Effect of horizontal resolution on the Southern Ocean circulation in the new GFDL OM4 model

Carolina O. Dufour, McGill University, Department of Atmospheric and Oceanic Sciences, Montreal, QC, Canada, Alistair Adcroft, Princeton University, Program in Atmospheric and Oceanic Sciences, Princeton, NJ, United States and Stephen Matthew Griffies, NOAA Geop Fluid Dynamics Lab, Princeton, NJ, United States
The Southern Ocean (SO) plays a pivotal role in the climate through two major circulation systems. The Antarctic Circumpolar Current (ACC) is the world largest current and propagates climatic anomalies between three major oceanic basins. The SO meridional overturning circulation (MOC) connects the surface with the deep ocean hence playing a major role in the ventilation and sequestration of heat and carbon. Therefore, the quality of climate models is highly dependent upon the accuracy of the SO simulation, and in particular upon the representation of mesoscale eddies which are known for their key contribution in restratifying the upper ocean and opposing the wind-driven circulation.

The Geophysical Fluid Dynamics Laboratory (GFDL) has recently developed OM4, an ocean/sea-ice model that participates in the Coupled Model Intercomparison Project version 6. Here we evaluate the SO major circulation features of three OM4 configurations: OM4p25 (1/4°), OM4p5n (1/2°), and OM4p5 (1/2° with parameterized mesoscale eddy transport and stirring). These configurations are forced by atmospheric reanalyses following the interannual Coordinated Ocean-sea ice Reference Experiments (CORE) protocol over five cycles.

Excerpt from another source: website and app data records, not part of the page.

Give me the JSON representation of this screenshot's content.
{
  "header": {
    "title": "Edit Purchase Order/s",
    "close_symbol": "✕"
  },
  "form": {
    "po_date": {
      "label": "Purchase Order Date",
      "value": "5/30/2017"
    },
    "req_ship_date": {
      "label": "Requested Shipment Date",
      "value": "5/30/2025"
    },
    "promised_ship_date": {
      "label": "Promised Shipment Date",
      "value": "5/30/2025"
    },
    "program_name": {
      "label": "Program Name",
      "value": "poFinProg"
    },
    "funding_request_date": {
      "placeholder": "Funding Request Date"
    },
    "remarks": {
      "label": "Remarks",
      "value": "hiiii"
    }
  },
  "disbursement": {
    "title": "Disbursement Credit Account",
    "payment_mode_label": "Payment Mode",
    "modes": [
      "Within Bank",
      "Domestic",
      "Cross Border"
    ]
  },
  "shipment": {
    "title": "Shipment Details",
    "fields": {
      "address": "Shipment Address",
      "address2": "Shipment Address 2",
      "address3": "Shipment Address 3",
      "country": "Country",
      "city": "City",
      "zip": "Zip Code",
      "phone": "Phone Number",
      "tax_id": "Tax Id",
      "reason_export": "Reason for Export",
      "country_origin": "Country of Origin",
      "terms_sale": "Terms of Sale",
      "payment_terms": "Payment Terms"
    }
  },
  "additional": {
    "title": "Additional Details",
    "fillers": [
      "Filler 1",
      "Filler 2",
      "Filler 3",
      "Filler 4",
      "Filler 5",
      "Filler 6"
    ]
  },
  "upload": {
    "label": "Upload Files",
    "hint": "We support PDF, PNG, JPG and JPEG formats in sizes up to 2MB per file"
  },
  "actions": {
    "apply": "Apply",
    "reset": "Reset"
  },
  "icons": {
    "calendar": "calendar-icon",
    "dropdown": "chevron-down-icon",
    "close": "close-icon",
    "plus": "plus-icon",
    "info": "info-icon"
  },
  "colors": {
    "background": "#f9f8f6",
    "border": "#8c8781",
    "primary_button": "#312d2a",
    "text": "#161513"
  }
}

We find that the ACC transport of both OM4p25 and OM4p5 stabilizes after three cycles, while that of OM4p5n continues to drift for several centuries. Under increasing wind stress, both the ACC transport and MOC of OM4p5 show twice the sensitivity of that of OM4p25, presumably because of the explicit (though incomplete) representation of mesoscale eddies in OM4p25. The mesoscale eddy parameterization in OM4p5 greatly reduces the mixed layer depth relative to OM4p5n, and inhibits the intense deep convection occuring around the Antarctic continent in OM4p5n, thus strongly affecting the overall structure of the MOC.